Wednesday was our last day before camp started and we decided to take a day off the bike and go to Estes Park, located about an hour up from Boulder. A former Chicagoan, Stefano, a friend of Daphne’s opened a bike shop cafe there called Via Bicycle Cafe so our plan was to stop there for coffee, meet up with Luke and Sam from Ten Speed Hero who were also in town, and then go for a hike.
Stefano gave us the great recommendation to go go Bear Lake in the Rocky Mountain National Park. I had never been to the Rocky Mountains and was very excited about all this. Again I kept asking myself if this was real but I was starting to get used seeing giant snow top mountains.

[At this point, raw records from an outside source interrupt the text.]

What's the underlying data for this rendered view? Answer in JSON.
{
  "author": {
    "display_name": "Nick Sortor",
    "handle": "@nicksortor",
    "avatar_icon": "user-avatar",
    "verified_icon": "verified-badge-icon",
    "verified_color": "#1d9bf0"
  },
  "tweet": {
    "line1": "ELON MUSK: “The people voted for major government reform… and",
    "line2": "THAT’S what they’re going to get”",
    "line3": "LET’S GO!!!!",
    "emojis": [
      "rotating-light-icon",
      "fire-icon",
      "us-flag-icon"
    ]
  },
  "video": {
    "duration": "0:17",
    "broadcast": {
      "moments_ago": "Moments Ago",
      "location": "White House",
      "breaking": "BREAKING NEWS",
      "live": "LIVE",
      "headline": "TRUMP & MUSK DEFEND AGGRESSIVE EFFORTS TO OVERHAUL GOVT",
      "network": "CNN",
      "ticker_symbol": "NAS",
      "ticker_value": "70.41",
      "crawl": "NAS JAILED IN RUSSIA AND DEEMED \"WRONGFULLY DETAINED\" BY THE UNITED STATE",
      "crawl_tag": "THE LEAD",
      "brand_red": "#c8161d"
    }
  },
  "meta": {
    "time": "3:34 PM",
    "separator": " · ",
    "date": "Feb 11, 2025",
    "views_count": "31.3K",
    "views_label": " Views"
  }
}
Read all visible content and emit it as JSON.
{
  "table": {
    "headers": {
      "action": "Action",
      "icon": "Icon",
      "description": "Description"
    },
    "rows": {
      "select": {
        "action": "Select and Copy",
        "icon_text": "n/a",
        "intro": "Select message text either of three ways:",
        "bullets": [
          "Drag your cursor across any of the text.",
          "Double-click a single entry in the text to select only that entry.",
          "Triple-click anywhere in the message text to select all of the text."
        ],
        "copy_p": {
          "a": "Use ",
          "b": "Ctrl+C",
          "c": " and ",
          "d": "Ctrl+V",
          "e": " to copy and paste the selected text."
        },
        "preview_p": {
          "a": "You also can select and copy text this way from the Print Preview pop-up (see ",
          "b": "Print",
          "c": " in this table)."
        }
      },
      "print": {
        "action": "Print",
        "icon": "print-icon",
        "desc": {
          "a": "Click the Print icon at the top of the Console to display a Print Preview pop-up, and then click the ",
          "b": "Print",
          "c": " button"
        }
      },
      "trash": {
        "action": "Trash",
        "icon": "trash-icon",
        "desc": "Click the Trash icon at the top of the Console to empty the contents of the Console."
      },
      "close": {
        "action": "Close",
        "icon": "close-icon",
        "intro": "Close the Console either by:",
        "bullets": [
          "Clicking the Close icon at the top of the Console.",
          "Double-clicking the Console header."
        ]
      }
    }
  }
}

The weather in Boulder had been very warm but up in the Rocky Mountains, there was snow on the ground and puffy jackets were required. We had a really lovely hike and got pretty adventurous, climbing boulders to get to the furthest and highest point in Bear Lake, Lake Hiyaya. I enjoyed it all, though for a moment had a twinge of “this is the perfect 20/20 story… four friends go hiking up a mountain sorely underprepared…” We were fine, but when you have to walk across a slippery log to cross a stream, notice you are eye level with clouds, the snow suddenly picks up, and you're in gym shoes with wet gloves, you start to wonder if it is a good idea. It was a great idea, we saw a herd of elk, and had a spectacular hike.
Part Two: Alp Cycles High Performance Training Camp